With large numbers of visitors going off-trail to see the biggest trees, the grove is no longer the pristine environment that it was a few years ago. Most people wouldn’t consider lifting the velvet rope at a museum and climbing onto ancient sculptures, but they seem to have no compunction about crashing through the ferns and trampling the vegetation in this ancient grove, even bringing large groups of children and letting them run off-trail unsupervised.
After the Grove of Titans, the Mill Creek Trail meanders for several miles through the sunny, moss-encrusted woodlands above the creek. The middle part of the trail isn’t especially impressive, but at the end of the trail, just across Mill Creek from Stout Grove, is a superb redwood grove that makes the trek worthwhile.
The trailhead is on Howland Hill Road just south of the big auto bridge over Mill Creek. There are a few small pullouts on the opposite side of the road. The trailhead is marked with a sign warning Grove of Titans visitors to stay on the trail.
The trail starts in the lowlands and climbs into a dense grove of relatively small redwoods before starting to descend. This part of the trail is heavily-used, so it gets muddy in the winter and the dirt has eroded away, leaving a tangle of exposed tree roots. Starting at the first hairpin turn to the right, a bit of peering through the foliage will reveal some unusually large Grove of Titans outliers, particularly Chesty Puller, one of the grove’s most photographed trees. Every large tree by the trail has an unofficial path leading to it and a sign warning visitors to stay on the official trail.
The trail descends into a wide, shallow glen, winds past a large fallen redwood, then skirts around the edge of the Grove of Titans, passing a little marsh that divides the grove. The grove occupies a small alluvial flat where a tributary stream flows into Mill Creek. Typically for Jed Smith, the redwoods are huge but widely scattered. There’s a dense, jungle-like understory, and the biggest trees are a few yards from the trail, so it’s possible to stroll through without noticing anything unusual. However, if you stop and look around for a minute, the grove is a truly magnificent sight.

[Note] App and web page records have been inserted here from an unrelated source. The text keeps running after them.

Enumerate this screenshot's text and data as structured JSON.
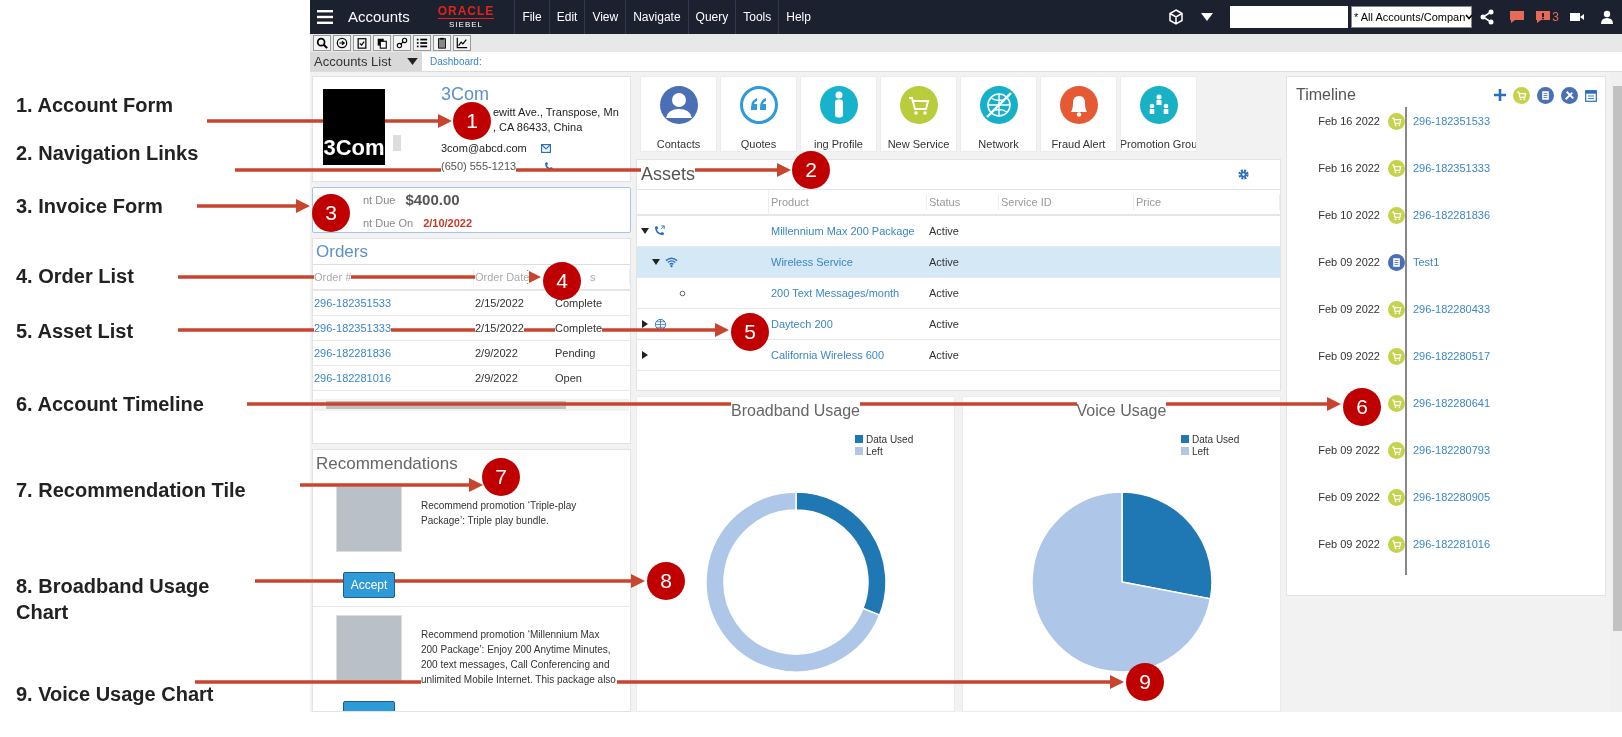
{
  "annotations": [
    {
      "number": "1",
      "label": "1. Account Form"
    },
    {
      "number": "2",
      "label": "2. Navigation Links"
    },
    {
      "number": "3",
      "label": "3. Invoice Form"
    },
    {
      "number": "4",
      "label": "4. Order List"
    },
    {
      "number": "5",
      "label": "5. Asset List"
    },
    {
      "number": "6",
      "label": "6. Account Timeline"
    },
    {
      "number": "7",
      "label": "7. Recommendation Tile"
    },
    {
      "number": "8",
      "label": "8. Broadband Usage Chart"
    },
    {
      "number": "9",
      "label": "9. Voice Usage Chart"
    }
  ],
  "app_bar": {
    "title": "Accounts",
    "logo_top": "ORACLE",
    "logo_bottom": "SIEBEL",
    "menus": [
      "File",
      "Edit",
      "View",
      "Navigate",
      "Query",
      "Tools",
      "Help"
    ],
    "scope": "* All Accounts/Compan",
    "notification_count": "3"
  },
  "view_bar": {
    "view": "Accounts List",
    "link": "Dashboard:"
  },
  "account": {
    "logo_text": "3Com",
    "name": "3Com",
    "address_line_1": "ewitt Ave., Transpose, Mn",
    "address_line_2": ", CA 86433, China",
    "email": "3com@abcd.com",
    "phone": "(650) 555-1213"
  },
  "invoice": {
    "amount_label": "nt Due",
    "amount": "$400.00",
    "due_label": "nt Due On",
    "due_date": "2/10/2022"
  },
  "orders": {
    "title": "Orders",
    "columns": [
      "Order #",
      "Order Date",
      "s"
    ],
    "rows": [
      [
        "296-182351533",
        "2/15/2022",
        "Complete"
      ],
      [
        "296-182351333",
        "2/15/2022",
        "Complete"
      ],
      [
        "296-182281836",
        "2/9/2022",
        "Pending"
      ],
      [
        "296-182281016",
        "2/9/2022",
        "Open"
      ]
    ]
  },
  "navigation_links": [
    {
      "label": "Contacts",
      "kind": "contacts",
      "color": "#4a6fb5"
    },
    {
      "label": "Quotes",
      "kind": "quotes",
      "color": "#2f9ad8"
    },
    {
      "label": "ing Profile",
      "kind": "profile",
      "color": "#17b3cc"
    },
    {
      "label": "New Service",
      "kind": "service",
      "color": "#b9cc3c"
    },
    {
      "label": "Network",
      "kind": "network",
      "color": "#16b0c8"
    },
    {
      "label": "Fraud Alert",
      "kind": "alert",
      "color": "#e55a35"
    },
    {
      "label": "Promotion Grou",
      "kind": "promotion",
      "color": "#19b2c4"
    }
  ],
  "assets": {
    "title": "Assets",
    "columns": [
      "Product",
      "Status",
      "Service ID",
      "Price"
    ],
    "rows": [
      {
        "product": "Millennium Max 200 Package",
        "status": "Active",
        "kind": "voice",
        "expanded": true,
        "selected": false,
        "children": [
          {
            "product": "Wireless Service",
            "status": "Active",
            "kind": "wireless",
            "expanded": true,
            "selected": true,
            "children": [
              {
                "product": "200 Text Messages/month",
                "status": "Active",
                "kind": "feature",
                "selected": false
              }
            ]
          }
        ]
      },
      {
        "product": "Daytech 200",
        "status": "Active",
        "kind": "broadband",
        "expanded": false,
        "selected": false
      },
      {
        "product": "California Wireless 600",
        "status": "Active",
        "kind": "plan",
        "expanded": false,
        "selected": false
      }
    ]
  },
  "recommendations": {
    "title": "Recommendations",
    "items": [
      {
        "text": "Recommend promotion ‘Triple-play Package’: Triple play bundle.",
        "button": "Accept"
      },
      {
        "text": "Recommend promotion ‘Millennium Max 200 Package’: Enjoy 200 Anytime Minutes, 200 text messages, Call Conferencing and unlimited Mobile Internet. This package also"
      }
    ]
  },
  "charts": [
    {
      "title": "Broadband Usage",
      "kind": "donut",
      "legend": [
        {
          "label": "Data Used",
          "color": "#1f77b4"
        },
        {
          "label": "Left",
          "color": "#aec7e8"
        }
      ]
    },
    {
      "title": "Voice Usage",
      "kind": "pie",
      "legend": [
        {
          "label": "Data Used",
          "color": "#1f77b4"
        },
        {
          "label": "Left",
          "color": "#aec7e8"
        }
      ]
    }
  ],
  "timeline": {
    "title": "Timeline",
    "entries": [
      {
        "date": "Feb 16 2022",
        "label": "296-182351533",
        "kind": "order"
      },
      {
        "date": "Feb 16 2022",
        "label": "296-182351333",
        "kind": "order"
      },
      {
        "date": "Feb 10 2022",
        "label": "296-182281836",
        "kind": "order"
      },
      {
        "date": "Feb 09 2022",
        "label": "Test1",
        "kind": "activity"
      },
      {
        "date": "Feb 09 2022",
        "label": "296-182280433",
        "kind": "order"
      },
      {
        "date": "Feb 09 2022",
        "label": "296-182280517",
        "kind": "order"
      },
      {
        "label": "296-182280641",
        "kind": "order"
      },
      {
        "date": "Feb 09 2022",
        "label": "296-182280793",
        "kind": "order"
      },
      {
        "date": "Feb 09 2022",
        "label": "296-182280905",
        "kind": "order"
      },
      {
        "date": "Feb 09 2022",
        "label": "296-182281016",
        "kind": "order"
      }
    ]
  }
}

A footbridge across the tributary stream (the first footbridge on the trail) marks the end of the grove. To find the biggest trees, go as far as this bridge, then turn around and go back up the trail a few yards until you see three mammoth redwoods to your right. The furthest, which is also the largest, has an unusual grizzled look and an impressively reiterated trunk; this is El Viejo del Norte, one of the grove’s three titans. A heavily-used unofficial trail, the start of which has been covered with branches and other debris, leads to the tree. However, the giant redwood is only about 30 yards from the main trail, so it’s not actually necessary to go off-trail to see it.

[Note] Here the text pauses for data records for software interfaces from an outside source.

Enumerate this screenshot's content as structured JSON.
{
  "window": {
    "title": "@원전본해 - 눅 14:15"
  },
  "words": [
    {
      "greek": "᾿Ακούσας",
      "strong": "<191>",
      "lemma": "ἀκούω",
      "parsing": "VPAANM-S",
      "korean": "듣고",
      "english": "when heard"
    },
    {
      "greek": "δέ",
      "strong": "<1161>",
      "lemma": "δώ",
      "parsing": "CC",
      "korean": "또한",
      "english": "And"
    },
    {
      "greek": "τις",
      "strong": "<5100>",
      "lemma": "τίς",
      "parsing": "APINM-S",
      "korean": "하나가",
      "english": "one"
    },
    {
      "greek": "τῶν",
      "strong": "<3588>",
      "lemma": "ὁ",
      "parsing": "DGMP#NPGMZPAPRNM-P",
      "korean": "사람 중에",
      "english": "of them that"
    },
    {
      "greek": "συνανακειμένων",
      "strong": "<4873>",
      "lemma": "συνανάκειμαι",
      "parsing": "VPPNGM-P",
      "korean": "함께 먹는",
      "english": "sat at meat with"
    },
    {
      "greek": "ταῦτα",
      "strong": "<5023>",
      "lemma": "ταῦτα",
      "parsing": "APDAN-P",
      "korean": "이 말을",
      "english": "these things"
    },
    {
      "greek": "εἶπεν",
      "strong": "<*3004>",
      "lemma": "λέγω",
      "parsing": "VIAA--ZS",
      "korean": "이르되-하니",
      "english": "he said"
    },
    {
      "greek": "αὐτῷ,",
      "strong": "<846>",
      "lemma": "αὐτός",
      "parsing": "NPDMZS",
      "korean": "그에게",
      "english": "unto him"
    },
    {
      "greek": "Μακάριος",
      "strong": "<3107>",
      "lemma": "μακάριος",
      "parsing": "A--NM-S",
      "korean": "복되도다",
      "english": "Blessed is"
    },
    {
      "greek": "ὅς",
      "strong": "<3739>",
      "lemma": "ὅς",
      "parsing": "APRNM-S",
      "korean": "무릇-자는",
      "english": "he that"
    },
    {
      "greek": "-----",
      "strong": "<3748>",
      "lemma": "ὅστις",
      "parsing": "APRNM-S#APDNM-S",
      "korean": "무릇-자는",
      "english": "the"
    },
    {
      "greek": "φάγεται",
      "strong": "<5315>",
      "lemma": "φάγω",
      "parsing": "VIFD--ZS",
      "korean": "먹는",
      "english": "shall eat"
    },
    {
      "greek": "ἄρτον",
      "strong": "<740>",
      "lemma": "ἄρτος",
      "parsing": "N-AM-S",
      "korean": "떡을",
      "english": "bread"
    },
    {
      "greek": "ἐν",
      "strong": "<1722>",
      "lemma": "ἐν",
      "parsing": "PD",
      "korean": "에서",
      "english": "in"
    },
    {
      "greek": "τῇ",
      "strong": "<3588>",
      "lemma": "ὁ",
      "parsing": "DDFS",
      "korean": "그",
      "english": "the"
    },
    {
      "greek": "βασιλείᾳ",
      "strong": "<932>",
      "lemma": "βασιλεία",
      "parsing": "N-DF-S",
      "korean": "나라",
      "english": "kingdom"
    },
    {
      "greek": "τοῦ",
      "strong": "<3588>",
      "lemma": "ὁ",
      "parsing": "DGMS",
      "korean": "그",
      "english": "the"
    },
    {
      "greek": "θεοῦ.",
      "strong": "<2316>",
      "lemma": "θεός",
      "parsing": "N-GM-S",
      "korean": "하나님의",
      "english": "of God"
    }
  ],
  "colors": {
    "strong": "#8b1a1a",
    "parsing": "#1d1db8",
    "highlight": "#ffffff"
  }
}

Three other titans are nearby but can’t be seen from the trail. The Lost Monarch is 30 yards to the left of El Viejo, while the Screaming Titans are 50 yards behind it. The Del Norte Titan, which isn’t actually part of the grove, is 100 yards behind you, on a little spit of land across Mill Creek. If you do go off-trail to see these trees, at least stick to the established unofficial trails and don’t trample the ferns, sorrel, or mosses. Remember that compacting the soil reduces the amount of water available to the trees and can eventually result in die-off of their tops; such “spike-top” redwoods can be often seen along major roads.
The Mill Creek Trail, which up to this point has been heavily-used, suddenly becomes lightly-used after the Grove of Titans. Over the next few miles it crosses several creeks; at each one the trail dives into a redwood grove, some of which have pretty good-sized trees. Between creeks the trail runs through mundane streamside vegetation with few redwoods; these parts can get overgrown. The wide, gravel-lined Mill Creek can sometimes be seen below. Across Mill Creek, you may occasionally hear cars grinding along Howland Hill Road.

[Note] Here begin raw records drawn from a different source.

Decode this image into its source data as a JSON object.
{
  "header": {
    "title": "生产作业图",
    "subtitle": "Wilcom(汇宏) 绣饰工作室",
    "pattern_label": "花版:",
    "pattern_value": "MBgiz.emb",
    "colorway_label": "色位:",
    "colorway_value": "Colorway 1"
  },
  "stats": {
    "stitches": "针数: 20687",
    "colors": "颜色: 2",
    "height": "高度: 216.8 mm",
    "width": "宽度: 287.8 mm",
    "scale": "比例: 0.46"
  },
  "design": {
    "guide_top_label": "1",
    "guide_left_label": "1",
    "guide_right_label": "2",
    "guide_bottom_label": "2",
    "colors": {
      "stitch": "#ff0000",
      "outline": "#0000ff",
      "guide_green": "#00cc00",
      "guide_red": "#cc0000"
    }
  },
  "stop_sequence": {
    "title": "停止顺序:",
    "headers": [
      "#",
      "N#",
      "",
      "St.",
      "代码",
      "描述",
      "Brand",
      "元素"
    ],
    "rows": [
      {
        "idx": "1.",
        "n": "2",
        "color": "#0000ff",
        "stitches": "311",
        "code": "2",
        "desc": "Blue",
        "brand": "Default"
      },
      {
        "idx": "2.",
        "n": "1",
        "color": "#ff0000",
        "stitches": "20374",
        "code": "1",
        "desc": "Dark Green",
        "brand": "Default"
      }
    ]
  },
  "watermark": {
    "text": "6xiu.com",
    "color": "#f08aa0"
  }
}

Approaching the wide Smith River, the trail descends into an exceptional alluvial-flat grove. The remarkably scenic grove is unusually bright and open with tall, straight trees and perfectly flat ground carpeted with ferns and sorrel. It’s a little like Stout Grove, but with its own unique character, mainly because a large opening in the middle of the grove admits a lot of light and an understory of small maple trees softens the look of the grove. Stout Grove can be seen just across Mill Creek as a huge, dark wall of giant trees, but almost none of Stout Grove’s visitors make it over here, making this smaller grove feel like a quiet, hidden refuge.
In the summer it’s possible to continue on to Stout Grove; since the grove’s parking lot is often full, hiking there on the Mill Creek Trail is a nice alternative. Otherwise, turn around and return the way you came to Howland Hill Road.
© 2007, 2012, 2017 David Baselt